As summer draws to a close and the school year approaches again, incoming freshmen enrolled at Penn State Behrend flocked to campus for the annual welcome week celebrations, which started on Monday and went through Friday last week.

This year, Behrend administration incorporated an international student orientation, which allowed those from other countries travelling to Behrend to experience campus life and learn the requirements attached to their presence on campus.

“The University as a whole… wants to create a welcoming educational environment for all of our students, for every student that comes to Penn State Behrend,” said Andy Herrera, director of educational equity and diversity programs. “It’s part of our responsibility to make sure that we not only welcome our international students but also provide them with all the necessary information to get acquainted to campus in... all aspects of the academic experience, including academic issues, social, and in terms of resources available.”

In total, 115 international students enrolled this year, coming from over 40 countries to move in on Monday. They were treated to several information sessions and even a session with the generic freshman welcome week leaders and guides, including the welcome week student directors – seniors Ashley Sharpe and Angela Mattern.

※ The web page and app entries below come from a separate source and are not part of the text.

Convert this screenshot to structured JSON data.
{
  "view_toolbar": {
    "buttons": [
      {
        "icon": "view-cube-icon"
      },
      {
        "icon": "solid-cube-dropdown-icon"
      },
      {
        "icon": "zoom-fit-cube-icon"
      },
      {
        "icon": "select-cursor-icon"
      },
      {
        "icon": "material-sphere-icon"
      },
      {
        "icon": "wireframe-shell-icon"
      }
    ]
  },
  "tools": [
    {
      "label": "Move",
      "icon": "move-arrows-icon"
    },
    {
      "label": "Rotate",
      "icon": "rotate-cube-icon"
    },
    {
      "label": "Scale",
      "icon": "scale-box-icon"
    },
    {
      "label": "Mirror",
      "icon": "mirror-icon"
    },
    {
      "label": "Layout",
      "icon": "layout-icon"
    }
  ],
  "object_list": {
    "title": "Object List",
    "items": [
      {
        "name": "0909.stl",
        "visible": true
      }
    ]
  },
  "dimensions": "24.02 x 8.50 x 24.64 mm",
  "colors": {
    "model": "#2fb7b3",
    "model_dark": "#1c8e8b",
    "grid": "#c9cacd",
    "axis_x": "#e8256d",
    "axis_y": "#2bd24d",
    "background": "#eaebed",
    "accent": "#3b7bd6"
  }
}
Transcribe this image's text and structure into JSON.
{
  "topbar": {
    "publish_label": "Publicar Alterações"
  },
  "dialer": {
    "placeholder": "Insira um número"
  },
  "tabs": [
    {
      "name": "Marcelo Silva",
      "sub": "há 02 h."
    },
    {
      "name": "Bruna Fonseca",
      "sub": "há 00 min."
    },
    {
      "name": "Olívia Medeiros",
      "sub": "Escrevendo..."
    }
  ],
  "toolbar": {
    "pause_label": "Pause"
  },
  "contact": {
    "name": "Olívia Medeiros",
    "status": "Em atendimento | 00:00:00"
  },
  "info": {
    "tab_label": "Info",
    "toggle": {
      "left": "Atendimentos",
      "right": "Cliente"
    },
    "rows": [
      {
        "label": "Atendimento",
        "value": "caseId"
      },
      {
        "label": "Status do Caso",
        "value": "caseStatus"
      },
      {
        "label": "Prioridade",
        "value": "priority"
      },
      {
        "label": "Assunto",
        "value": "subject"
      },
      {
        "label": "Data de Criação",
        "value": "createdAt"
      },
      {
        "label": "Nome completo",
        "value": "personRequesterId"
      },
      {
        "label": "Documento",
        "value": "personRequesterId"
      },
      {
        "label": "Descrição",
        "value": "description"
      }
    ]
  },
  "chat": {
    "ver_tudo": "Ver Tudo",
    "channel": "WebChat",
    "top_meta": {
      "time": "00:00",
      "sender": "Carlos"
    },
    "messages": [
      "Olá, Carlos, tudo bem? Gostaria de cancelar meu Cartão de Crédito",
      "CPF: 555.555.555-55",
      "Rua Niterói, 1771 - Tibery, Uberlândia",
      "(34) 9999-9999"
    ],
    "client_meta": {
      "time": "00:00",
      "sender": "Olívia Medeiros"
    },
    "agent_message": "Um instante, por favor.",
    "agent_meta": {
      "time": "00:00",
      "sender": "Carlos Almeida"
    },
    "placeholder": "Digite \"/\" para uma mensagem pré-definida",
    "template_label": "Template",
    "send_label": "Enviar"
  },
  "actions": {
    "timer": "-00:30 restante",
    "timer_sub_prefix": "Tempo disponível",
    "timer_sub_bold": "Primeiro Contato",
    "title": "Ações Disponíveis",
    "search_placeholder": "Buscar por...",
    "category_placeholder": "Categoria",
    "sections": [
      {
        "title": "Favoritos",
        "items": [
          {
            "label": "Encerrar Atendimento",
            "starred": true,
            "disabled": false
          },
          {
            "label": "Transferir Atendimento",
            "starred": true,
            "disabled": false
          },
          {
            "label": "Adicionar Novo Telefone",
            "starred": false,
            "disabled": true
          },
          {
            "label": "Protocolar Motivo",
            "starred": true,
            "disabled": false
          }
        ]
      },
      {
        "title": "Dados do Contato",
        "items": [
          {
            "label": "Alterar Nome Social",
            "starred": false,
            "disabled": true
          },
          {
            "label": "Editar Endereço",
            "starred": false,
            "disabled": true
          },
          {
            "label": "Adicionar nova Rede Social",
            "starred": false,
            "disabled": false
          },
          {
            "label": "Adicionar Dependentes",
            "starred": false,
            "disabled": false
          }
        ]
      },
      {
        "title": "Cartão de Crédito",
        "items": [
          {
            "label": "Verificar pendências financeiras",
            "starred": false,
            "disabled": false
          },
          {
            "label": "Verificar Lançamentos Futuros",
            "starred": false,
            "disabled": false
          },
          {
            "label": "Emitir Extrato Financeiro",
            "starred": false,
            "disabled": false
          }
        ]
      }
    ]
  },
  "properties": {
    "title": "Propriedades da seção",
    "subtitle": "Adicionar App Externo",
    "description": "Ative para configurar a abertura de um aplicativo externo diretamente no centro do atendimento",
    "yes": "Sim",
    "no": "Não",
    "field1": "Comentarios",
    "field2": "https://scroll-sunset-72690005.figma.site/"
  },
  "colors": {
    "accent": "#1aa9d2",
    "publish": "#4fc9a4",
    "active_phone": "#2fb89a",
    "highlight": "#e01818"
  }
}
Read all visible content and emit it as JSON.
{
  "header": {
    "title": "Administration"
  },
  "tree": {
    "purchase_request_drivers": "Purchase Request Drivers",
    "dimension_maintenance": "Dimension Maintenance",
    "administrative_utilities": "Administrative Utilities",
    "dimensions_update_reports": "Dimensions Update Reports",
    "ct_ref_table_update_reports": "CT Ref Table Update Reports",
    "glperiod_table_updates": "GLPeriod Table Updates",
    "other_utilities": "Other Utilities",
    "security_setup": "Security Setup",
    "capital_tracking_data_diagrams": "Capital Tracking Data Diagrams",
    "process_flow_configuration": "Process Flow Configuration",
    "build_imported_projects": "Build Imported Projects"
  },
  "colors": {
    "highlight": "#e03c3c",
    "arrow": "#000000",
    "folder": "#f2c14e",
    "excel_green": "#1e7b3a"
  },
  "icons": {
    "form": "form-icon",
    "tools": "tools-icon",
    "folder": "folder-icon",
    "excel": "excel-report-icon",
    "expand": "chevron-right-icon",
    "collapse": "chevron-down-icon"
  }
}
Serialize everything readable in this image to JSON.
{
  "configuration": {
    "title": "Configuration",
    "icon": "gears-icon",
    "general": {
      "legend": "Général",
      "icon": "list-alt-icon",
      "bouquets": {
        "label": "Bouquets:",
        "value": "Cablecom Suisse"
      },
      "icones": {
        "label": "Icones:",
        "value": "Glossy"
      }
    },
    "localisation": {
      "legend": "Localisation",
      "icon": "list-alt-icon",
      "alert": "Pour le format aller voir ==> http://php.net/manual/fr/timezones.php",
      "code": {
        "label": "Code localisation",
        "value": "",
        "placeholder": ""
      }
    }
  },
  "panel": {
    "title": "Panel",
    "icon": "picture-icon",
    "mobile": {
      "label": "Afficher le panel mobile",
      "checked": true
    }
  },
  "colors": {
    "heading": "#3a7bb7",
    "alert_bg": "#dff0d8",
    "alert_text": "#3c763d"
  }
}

“We have a day where our guides and leaders sit and talk to the international students and help integrate them into the whole thing,” said Sharpe. “For a lot of them, this is the first time they’ve been in America and talking to students here, so we have a have a little barbeque cookout to teach them about our traditions, like cornhole, ladder ball, and ninja and we had hamburgers and hot dogs. It was a lot of fun.”

The international students arrived on Monday, taking both Monday and Tuesday to acclimate themselves to American college life before joining the other students for orientation on Thursday, the official freshman move-in day.

During the former part of the week, the international students were housed in Perry Hall, which gave them the opportunity to move in with the other students on Thursday into their own designated residence halls.

“We have our offices, and then individually, they come to address whatever issues they have, particularly when it comes to issues relating to student life, or immigration issues, documentation, or things like that,” said Herrera. “We are very sensitive to making sure that our students are supported and if they feel that they have been harassed or discriminated, that they can address that with us, and then we will address it on a case by case basis.”

The number of international students who attend Behrend each year has been on a steady decline since the Trump administration took office in 2016. Harsher immigration laws and, more importantly, the threat of deportation, has kept many would-be students at bay. Herrera and others involved in the multicultural diversity of Behrend offer a multitude of services to those students in multiple offices across campus.

Sharpe and Mattern were then tasked with making the remainder of welcome week – for the incoming international, domestic, and immigrant freshmen – a fun and welcoming experience that both establishes a support system for the students and makes them feel comfortable with campus life.

Welcome week leaders were trained by Sharpe and Mattern in the week leading up to the move-in days and groomed to be the faces of Behrend to all new students, parents, and even returning students and faculty. Nittany Night Out among other activities organized for the freshman were made mandatory this year for the guides, which both Sharpe and Mattern believe boosted the overall morale of the week and of the incoming students.

“Having that kind of energy in the building was really beneficial for the first-year students,” said Mattern. “It really helped morale quite a bit.”

“That was one of our big goals this year was increasing our integration rate, getting our incoming students to connect with returning and older students,” said Sharpe.

Perhaps the most successful aspect of welcome week, however, was the integration between the incoming international freshman and the incoming domestic freshman on move-in day.

“Moving in on the same day together I think really helps start the conversation of, ‘Hey, let's be friends!’” said Mattern. “Overall, it was a good year all around.”